** PROBLEM DESCRIPTION **
Please copy each line in the records below that contains the string "count".

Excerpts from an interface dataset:
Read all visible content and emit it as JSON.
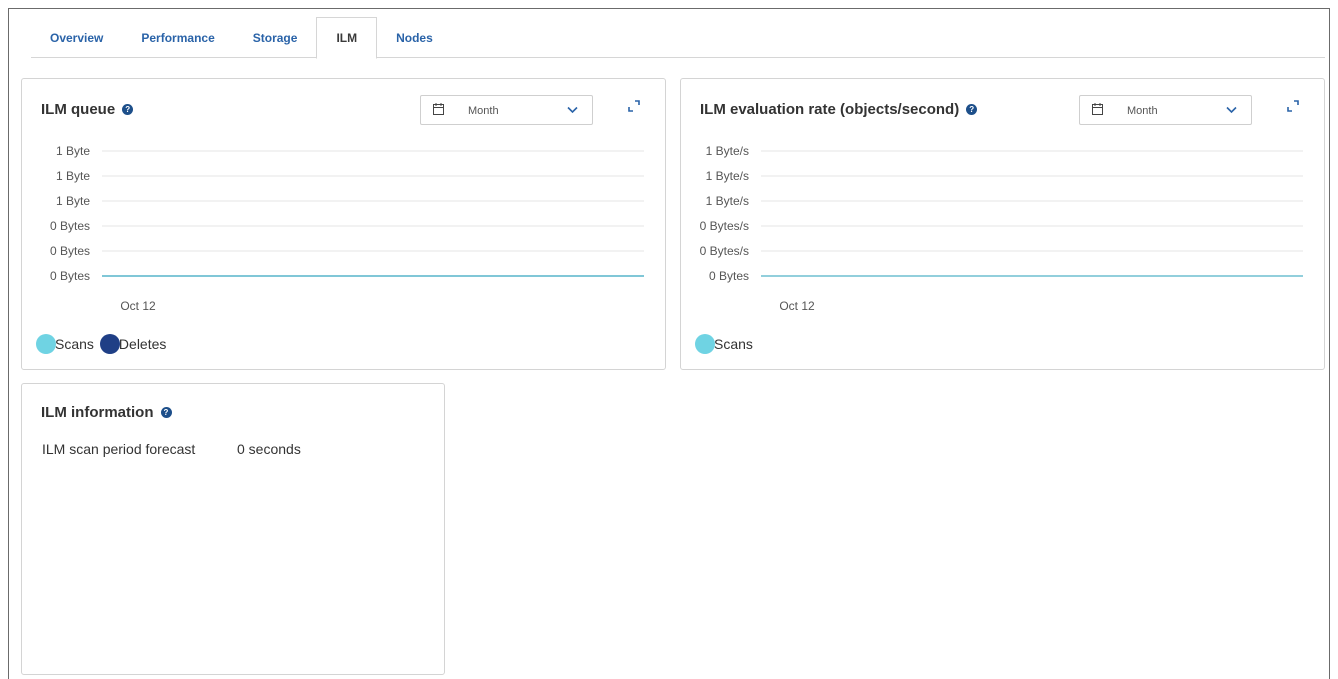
{
  "tabs": [
    {
      "label": "Overview",
      "active": false
    },
    {
      "label": "Performance",
      "active": false
    },
    {
      "label": "Storage",
      "active": false
    },
    {
      "label": "ILM",
      "active": true
    },
    {
      "label": "Nodes",
      "active": false
    }
  ],
  "queue_card": {
    "title": "ILM queue",
    "period_select": "Month",
    "icons": {
      "help": "question-circle-icon",
      "calendar": "calendar-icon",
      "chevron": "chevron-down-icon",
      "expand": "expand-icon"
    }
  },
  "eval_card": {
    "title": "ILM evaluation rate (objects/second)",
    "period_select": "Month",
    "icons": {
      "help": "question-circle-icon",
      "calendar": "calendar-icon",
      "chevron": "chevron-down-icon",
      "expand": "expand-icon"
    }
  },
  "info_card": {
    "title": "ILM information",
    "rows": [
      {
        "label": "ILM scan period forecast",
        "value": "0 seconds"
      }
    ]
  },
  "colors": {
    "accent_tab": "#2a63a8",
    "scans": "#6fd3e3",
    "deletes": "#1f3f86",
    "line": "#6fbfd1",
    "help": "#1d4f8a"
  },
  "chart_data": [
    {
      "type": "line",
      "title": "ILM queue",
      "y_tick_labels": [
        "1 Byte",
        "1 Byte",
        "1 Byte",
        "0 Bytes",
        "0 Bytes",
        "0 Bytes"
      ],
      "x_tick_labels": [
        "Oct 12"
      ],
      "grid": true,
      "legend": "bottom-left",
      "series": [
        {
          "name": "Scans",
          "color": "#6fd3e3",
          "values": [
            0,
            0
          ]
        },
        {
          "name": "Deletes",
          "color": "#1f3f86",
          "values": [
            0,
            0
          ]
        }
      ]
    },
    {
      "type": "line",
      "title": "ILM evaluation rate (objects/second)",
      "y_tick_labels": [
        "1 Byte/s",
        "1 Byte/s",
        "1 Byte/s",
        "0 Bytes/s",
        "0 Bytes/s",
        "0 Bytes"
      ],
      "x_tick_labels": [
        "Oct 12"
      ],
      "grid": true,
      "legend": "bottom-left",
      "series": [
        {
          "name": "Scans",
          "color": "#6fd3e3",
          "values": [
            0,
            0
          ]
        }
      ]
    }
  ]
}
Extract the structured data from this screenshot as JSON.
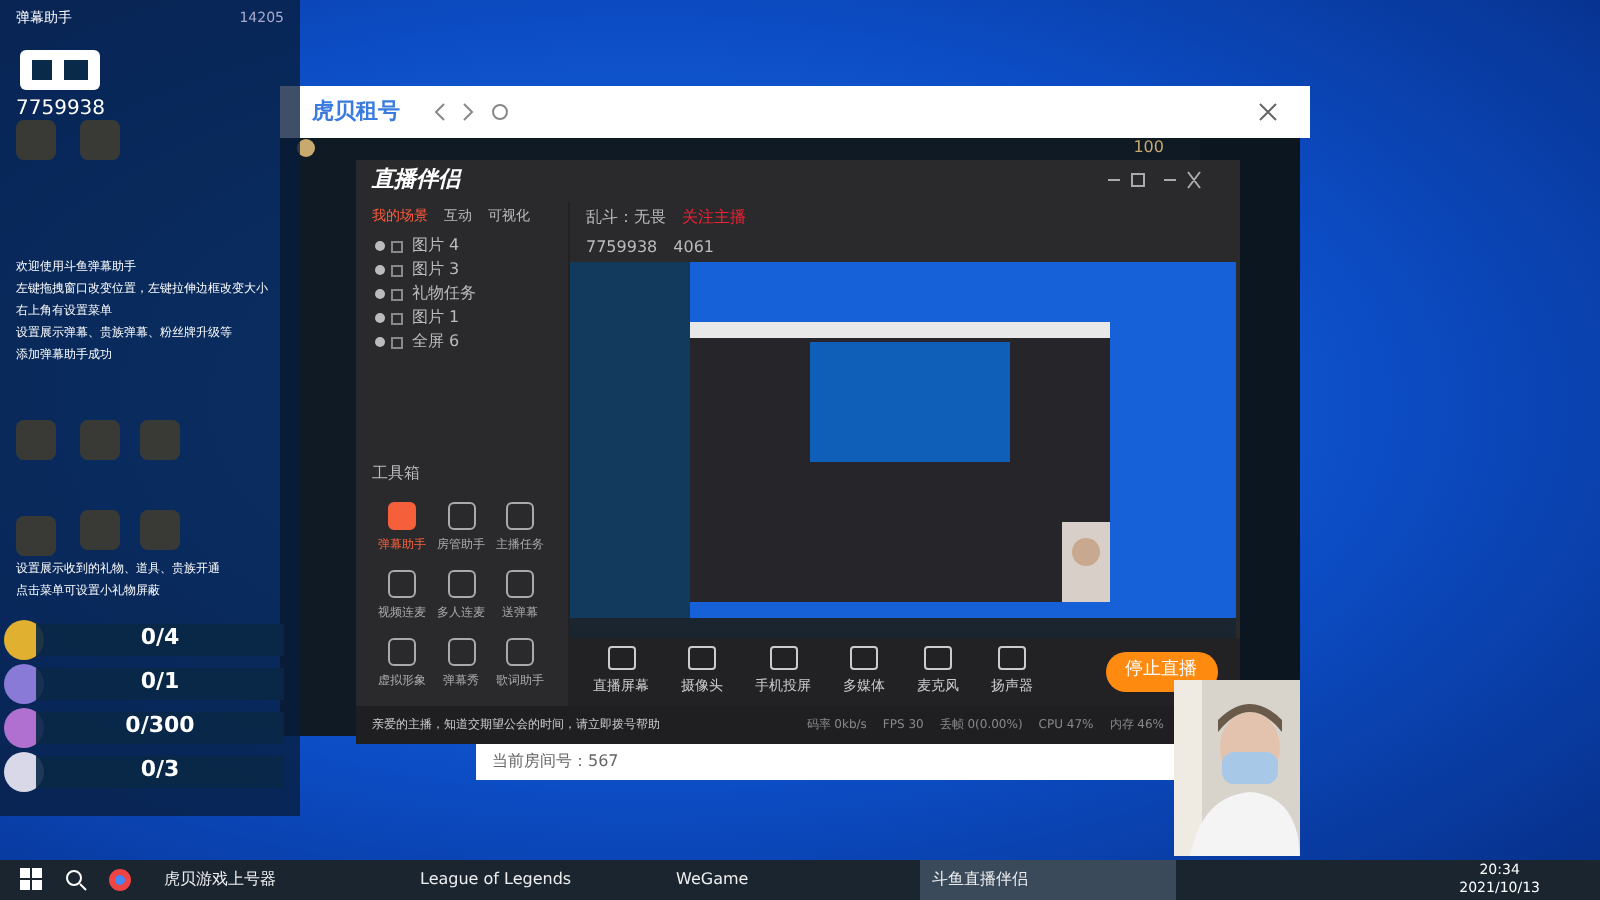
{
  "overlay": {
    "title": "弹幕助手",
    "fans": "14205",
    "room_id": "7759938",
    "messages": [
      "欢迎使用斗鱼弹幕助手",
      "左键拖拽窗口改变位置，左键拉伸边框改变大小",
      "右上角有设置菜单",
      "设置展示弹幕、贵族弹幕、粉丝牌升级等",
      "添加弹幕助手成功"
    ],
    "gift_hint": [
      "设置展示收到的礼物、道具、贵族开通",
      "点击菜单可设置小礼物屏蔽"
    ],
    "gifts": [
      {
        "count": "0/4",
        "color": "#e0b030"
      },
      {
        "count": "0/1",
        "color": "#8a7ad8"
      },
      {
        "count": "0/300",
        "color": "#b070d0"
      },
      {
        "count": "0/3",
        "color": "#d8d8e8"
      }
    ]
  },
  "browser_window": {
    "title": "虎贝租号"
  },
  "game_client": {
    "level": "100"
  },
  "studio": {
    "logo": "直播伴侣",
    "tabs": [
      {
        "label": "我的场景",
        "selected": true
      },
      {
        "label": "互动",
        "selected": false
      },
      {
        "label": "可视化",
        "selected": false
      }
    ],
    "scenes": [
      {
        "label": "图片 4"
      },
      {
        "label": "图片 3"
      },
      {
        "label": "礼物任务"
      },
      {
        "label": "图片 1"
      },
      {
        "label": "全屏 6"
      }
    ],
    "header": {
      "mode": "乱斗：无畏",
      "room": "7759938",
      "viewers": "4061",
      "warning": "关注主播"
    },
    "toolbox_title": "工具箱",
    "tools": [
      {
        "label": "弹幕助手",
        "active": true
      },
      {
        "label": "房管助手",
        "active": false
      },
      {
        "label": "主播任务",
        "active": false
      },
      {
        "label": "视频连麦",
        "active": false
      },
      {
        "label": "多人连麦",
        "active": false
      },
      {
        "label": "送弹幕",
        "active": false
      },
      {
        "label": "虚拟形象",
        "active": false
      },
      {
        "label": "弹幕秀",
        "active": false
      },
      {
        "label": "歌词助手",
        "active": false
      }
    ],
    "controls": [
      {
        "label": "直播屏幕"
      },
      {
        "label": "摄像头"
      },
      {
        "label": "手机投屏"
      },
      {
        "label": "多媒体"
      },
      {
        "label": "麦克风"
      },
      {
        "label": "扬声器"
      }
    ],
    "stop_button": "停止直播",
    "notice": "亲爱的主播，知道交期望公会的时间，请立即拨号帮助",
    "stats": [
      "码率 0kb/s",
      "FPS 30",
      "丢帧 0(0.00%)",
      "CPU 47%",
      "内存 46%"
    ]
  },
  "room_bar": {
    "text": "当前房间号：567"
  },
  "taskbar": {
    "apps": [
      {
        "label": "虎贝游戏上号器",
        "selected": false
      },
      {
        "label": "League of Legends",
        "selected": false
      },
      {
        "label": "WeGame",
        "selected": false
      },
      {
        "label": "斗鱼直播伴侣",
        "selected": true
      }
    ],
    "time": "20:34",
    "date": "2021/10/13"
  }
}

** RESULT OF THE EXERCISE **
        "count": "0/4",
        "count": "0/1",
        "count": "0/300",
        "count": "0/3",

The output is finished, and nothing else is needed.